GOAL OF THE EXERCISE>
All of the data is to be set down again without any alteration.

++++ PROVIDED RECORDS ++++

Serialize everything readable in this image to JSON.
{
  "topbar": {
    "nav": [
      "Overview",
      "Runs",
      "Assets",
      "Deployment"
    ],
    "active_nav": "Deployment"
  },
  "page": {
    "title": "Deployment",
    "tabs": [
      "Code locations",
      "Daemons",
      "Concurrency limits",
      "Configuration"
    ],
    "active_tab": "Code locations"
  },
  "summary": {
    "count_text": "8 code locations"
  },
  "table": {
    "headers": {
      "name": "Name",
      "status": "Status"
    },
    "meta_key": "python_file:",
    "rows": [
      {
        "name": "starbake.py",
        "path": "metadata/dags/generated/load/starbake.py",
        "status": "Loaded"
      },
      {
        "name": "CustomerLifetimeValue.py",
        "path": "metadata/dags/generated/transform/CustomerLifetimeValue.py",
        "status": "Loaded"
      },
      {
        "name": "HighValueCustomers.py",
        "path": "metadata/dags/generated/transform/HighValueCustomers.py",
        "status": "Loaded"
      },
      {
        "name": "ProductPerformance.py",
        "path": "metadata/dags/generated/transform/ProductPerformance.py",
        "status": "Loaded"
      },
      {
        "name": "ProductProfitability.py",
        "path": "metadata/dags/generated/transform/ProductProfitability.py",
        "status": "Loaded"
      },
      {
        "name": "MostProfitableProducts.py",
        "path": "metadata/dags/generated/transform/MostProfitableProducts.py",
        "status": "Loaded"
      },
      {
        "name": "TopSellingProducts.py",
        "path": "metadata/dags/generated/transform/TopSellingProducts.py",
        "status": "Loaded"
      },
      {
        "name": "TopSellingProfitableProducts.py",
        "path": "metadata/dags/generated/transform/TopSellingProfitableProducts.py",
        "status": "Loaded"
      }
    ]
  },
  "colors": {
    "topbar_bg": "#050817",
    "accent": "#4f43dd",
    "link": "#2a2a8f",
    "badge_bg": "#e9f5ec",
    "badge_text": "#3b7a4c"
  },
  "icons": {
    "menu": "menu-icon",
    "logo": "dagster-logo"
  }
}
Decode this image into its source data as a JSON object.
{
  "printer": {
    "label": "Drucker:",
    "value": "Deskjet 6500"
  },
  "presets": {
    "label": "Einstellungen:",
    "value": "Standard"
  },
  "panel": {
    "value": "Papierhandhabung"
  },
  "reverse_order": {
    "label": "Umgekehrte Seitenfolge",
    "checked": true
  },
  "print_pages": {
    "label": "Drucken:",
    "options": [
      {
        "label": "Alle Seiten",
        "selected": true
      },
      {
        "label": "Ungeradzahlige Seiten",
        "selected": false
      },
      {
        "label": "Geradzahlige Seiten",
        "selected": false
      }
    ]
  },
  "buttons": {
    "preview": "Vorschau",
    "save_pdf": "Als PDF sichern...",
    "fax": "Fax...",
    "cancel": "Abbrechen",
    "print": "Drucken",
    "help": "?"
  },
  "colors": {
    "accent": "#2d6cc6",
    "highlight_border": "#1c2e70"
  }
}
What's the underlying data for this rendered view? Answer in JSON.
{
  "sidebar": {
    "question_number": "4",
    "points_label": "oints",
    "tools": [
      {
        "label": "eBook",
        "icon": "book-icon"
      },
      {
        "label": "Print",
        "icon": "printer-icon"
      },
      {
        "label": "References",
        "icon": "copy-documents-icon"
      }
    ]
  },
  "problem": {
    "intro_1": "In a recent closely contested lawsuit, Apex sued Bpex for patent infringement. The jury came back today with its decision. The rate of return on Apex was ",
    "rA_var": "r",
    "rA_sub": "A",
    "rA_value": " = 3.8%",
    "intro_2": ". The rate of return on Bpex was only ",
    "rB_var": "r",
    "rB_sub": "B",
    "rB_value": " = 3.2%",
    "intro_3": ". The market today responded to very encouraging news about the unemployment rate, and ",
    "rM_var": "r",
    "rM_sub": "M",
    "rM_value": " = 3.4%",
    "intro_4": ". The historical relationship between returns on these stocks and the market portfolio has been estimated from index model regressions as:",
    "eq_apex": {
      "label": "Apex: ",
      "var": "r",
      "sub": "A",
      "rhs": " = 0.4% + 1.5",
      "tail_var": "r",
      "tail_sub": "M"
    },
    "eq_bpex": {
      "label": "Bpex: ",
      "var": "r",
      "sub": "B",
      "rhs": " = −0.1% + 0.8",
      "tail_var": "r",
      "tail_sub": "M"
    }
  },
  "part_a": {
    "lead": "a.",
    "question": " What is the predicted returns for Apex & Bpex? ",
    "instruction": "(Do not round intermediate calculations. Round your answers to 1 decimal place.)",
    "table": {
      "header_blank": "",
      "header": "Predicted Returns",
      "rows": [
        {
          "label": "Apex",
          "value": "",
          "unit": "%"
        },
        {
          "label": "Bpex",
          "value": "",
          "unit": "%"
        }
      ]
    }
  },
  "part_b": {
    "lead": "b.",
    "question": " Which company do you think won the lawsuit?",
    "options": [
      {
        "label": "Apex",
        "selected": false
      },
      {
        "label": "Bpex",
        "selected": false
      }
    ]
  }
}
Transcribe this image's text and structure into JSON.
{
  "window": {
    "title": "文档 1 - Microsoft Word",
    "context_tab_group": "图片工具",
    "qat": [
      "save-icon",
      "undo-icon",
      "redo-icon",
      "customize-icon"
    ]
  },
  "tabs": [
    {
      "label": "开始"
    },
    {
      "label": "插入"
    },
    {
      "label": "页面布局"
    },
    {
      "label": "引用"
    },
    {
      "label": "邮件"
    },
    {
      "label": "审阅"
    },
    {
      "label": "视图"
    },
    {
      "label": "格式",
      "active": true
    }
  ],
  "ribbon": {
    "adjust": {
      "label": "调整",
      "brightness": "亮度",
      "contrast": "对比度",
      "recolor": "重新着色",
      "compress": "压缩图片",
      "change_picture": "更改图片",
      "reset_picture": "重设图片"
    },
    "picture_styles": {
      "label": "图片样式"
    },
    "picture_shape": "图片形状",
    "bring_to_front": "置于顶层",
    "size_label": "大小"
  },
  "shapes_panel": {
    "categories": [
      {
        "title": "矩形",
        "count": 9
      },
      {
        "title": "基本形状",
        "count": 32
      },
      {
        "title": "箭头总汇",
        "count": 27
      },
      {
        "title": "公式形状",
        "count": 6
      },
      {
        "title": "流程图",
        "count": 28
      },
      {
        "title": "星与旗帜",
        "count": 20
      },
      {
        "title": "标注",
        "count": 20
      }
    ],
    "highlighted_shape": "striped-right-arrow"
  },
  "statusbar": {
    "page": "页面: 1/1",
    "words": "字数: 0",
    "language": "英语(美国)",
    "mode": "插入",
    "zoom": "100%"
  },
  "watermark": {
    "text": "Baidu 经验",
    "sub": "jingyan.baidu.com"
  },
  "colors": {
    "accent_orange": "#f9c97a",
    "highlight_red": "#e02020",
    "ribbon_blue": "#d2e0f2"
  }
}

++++

TASK RESULT>
Serialize everything readable in this image to JSON.
{
  "topbar": {
    "nav": [
      "Overview",
      "Runs",
      "Assets",
      "Deployment"
    ],
    "active_nav": "Deployment"
  },
  "page": {
    "title": "Deployment",
    "tabs": [
      "Code locations",
      "Daemons",
      "Concurrency limits",
      "Configuration"
    ],
    "active_tab": "Code locations"
  },
  "summary": {
    "count_text": "8 code locations"
  },
  "table": {
    "headers": {
      "name": "Name",
      "status": "Status"
    },
    "meta_key": "python_file:",
    "rows": [
      {
        "name": "starbake.py",
        "path": "metadata/dags/generated/load/starbake.py",
        "status": "Loaded"
      },
      {
        "name": "CustomerLifetimeValue.py",
        "path": "metadata/dags/generated/transform/CustomerLifetimeValue.py",
        "status": "Loaded"
      },
      {
        "name": "HighValueCustomers.py",
        "path": "metadata/dags/generated/transform/HighValueCustomers.py",
        "status": "Loaded"
      },
      {
        "name": "ProductPerformance.py",
        "path": "metadata/dags/generated/transform/ProductPerformance.py",
        "status": "Loaded"
      },
      {
        "name": "ProductProfitability.py",
        "path": "metadata/dags/generated/transform/ProductProfitability.py",
        "status": "Loaded"
      },
      {
        "name": "MostProfitableProducts.py",
        "path": "metadata/dags/generated/transform/MostProfitableProducts.py",
        "status": "Loaded"
      },
      {
        "name": "TopSellingProducts.py",
        "path": "metadata/dags/generated/transform/TopSellingProducts.py",
        "status": "Loaded"
      },
      {
        "name": "TopSellingProfitableProducts.py",
        "path": "metadata/dags/generated/transform/TopSellingProfitableProducts.py",
        "status": "Loaded"
      }
    ]
  },
  "colors": {
    "topbar_bg": "#050817",
    "accent": "#4f43dd",
    "link": "#2a2a8f",
    "badge_bg": "#e9f5ec",
    "badge_text": "#3b7a4c"
  },
  "icons": {
    "menu": "menu-icon",
    "logo": "dagster-logo"
  }
}
Decode this image into its source data as a JSON object.
{
  "printer": {
    "label": "Drucker:",
    "value": "Deskjet 6500"
  },
  "presets": {
    "label": "Einstellungen:",
    "value": "Standard"
  },
  "panel": {
    "value": "Papierhandhabung"
  },
  "reverse_order": {
    "label": "Umgekehrte Seitenfolge",
    "checked": true
  },
  "print_pages": {
    "label": "Drucken:",
    "options": [
      {
        "label": "Alle Seiten",
        "selected": true
      },
      {
        "label": "Ungeradzahlige Seiten",
        "selected": false
      },
      {
        "label": "Geradzahlige Seiten",
        "selected": false
      }
    ]
  },
  "buttons": {
    "preview": "Vorschau",
    "save_pdf": "Als PDF sichern...",
    "fax": "Fax...",
    "cancel": "Abbrechen",
    "print": "Drucken",
    "help": "?"
  },
  "colors": {
    "accent": "#2d6cc6",
    "highlight_border": "#1c2e70"
  }
}
What's the underlying data for this rendered view? Answer in JSON.
{
  "sidebar": {
    "question_number": "4",
    "points_label": "oints",
    "tools": [
      {
        "label": "eBook",
        "icon": "book-icon"
      },
      {
        "label": "Print",
        "icon": "printer-icon"
      },
      {
        "label": "References",
        "icon": "copy-documents-icon"
      }
    ]
  },
  "problem": {
    "intro_1": "In a recent closely contested lawsuit, Apex sued Bpex for patent infringement. The jury came back today with its decision. The rate of return on Apex was ",
    "rA_var": "r",
    "rA_sub": "A",
    "rA_value": " = 3.8%",
    "intro_2": ". The rate of return on Bpex was only ",
    "rB_var": "r",
    "rB_sub": "B",
    "rB_value": " = 3.2%",
    "intro_3": ". The market today responded to very encouraging news about the unemployment rate, and ",
    "rM_var": "r",
    "rM_sub": "M",
    "rM_value": " = 3.4%",
    "intro_4": ". The historical relationship between returns on these stocks and the market portfolio has been estimated from index model regressions as:",
    "eq_apex": {
      "label": "Apex: ",
      "var": "r",
      "sub": "A",
      "rhs": " = 0.4% + 1.5",
      "tail_var": "r",
      "tail_sub": "M"
    },
    "eq_bpex": {
      "label": "Bpex: ",
      "var": "r",
      "sub": "B",
      "rhs": " = −0.1% + 0.8",
      "tail_var": "r",
      "tail_sub": "M"
    }
  },
  "part_a": {
    "lead": "a.",
    "question": " What is the predicted returns for Apex & Bpex? ",
    "instruction": "(Do not round intermediate calculations. Round your answers to 1 decimal place.)",
    "table": {
      "header_blank": "",
      "header": "Predicted Returns",
      "rows": [
        {
          "label": "Apex",
          "value": "",
          "unit": "%"
        },
        {
          "label": "Bpex",
          "value": "",
          "unit": "%"
        }
      ]
    }
  },
  "part_b": {
    "lead": "b.",
    "question": " Which company do you think won the lawsuit?",
    "options": [
      {
        "label": "Apex",
        "selected": false
      },
      {
        "label": "Bpex",
        "selected": false
      }
    ]
  }
}
Transcribe this image's text and structure into JSON.
{
  "window": {
    "title": "文档 1 - Microsoft Word",
    "context_tab_group": "图片工具",
    "qat": [
      "save-icon",
      "undo-icon",
      "redo-icon",
      "customize-icon"
    ]
  },
  "tabs": [
    {
      "label": "开始"
    },
    {
      "label": "插入"
    },
    {
      "label": "页面布局"
    },
    {
      "label": "引用"
    },
    {
      "label": "邮件"
    },
    {
      "label": "审阅"
    },
    {
      "label": "视图"
    },
    {
      "label": "格式",
      "active": true
    }
  ],
  "ribbon": {
    "adjust": {
      "label": "调整",
      "brightness": "亮度",
      "contrast": "对比度",
      "recolor": "重新着色",
      "compress": "压缩图片",
      "change_picture": "更改图片",
      "reset_picture": "重设图片"
    },
    "picture_styles": {
      "label": "图片样式"
    },
    "picture_shape": "图片形状",
    "bring_to_front": "置于顶层",
    "size_label": "大小"
  },
  "shapes_panel": {
    "categories": [
      {
        "title": "矩形",
        "count": 9
      },
      {
        "title": "基本形状",
        "count": 32
      },
      {
        "title": "箭头总汇",
        "count": 27
      },
      {
        "title": "公式形状",
        "count": 6
      },
      {
        "title": "流程图",
        "count": 28
      },
      {
        "title": "星与旗帜",
        "count": 20
      },
      {
        "title": "标注",
        "count": 20
      }
    ],
    "highlighted_shape": "striped-right-arrow"
  },
  "statusbar": {
    "page": "页面: 1/1",
    "words": "字数: 0",
    "language": "英语(美国)",
    "mode": "插入",
    "zoom": "100%"
  },
  "watermark": {
    "text": "Baidu 经验",
    "sub": "jingyan.baidu.com"
  },
  "colors": {
    "accent_orange": "#f9c97a",
    "highlight_red": "#e02020",
    "ribbon_blue": "#d2e0f2"
  }
}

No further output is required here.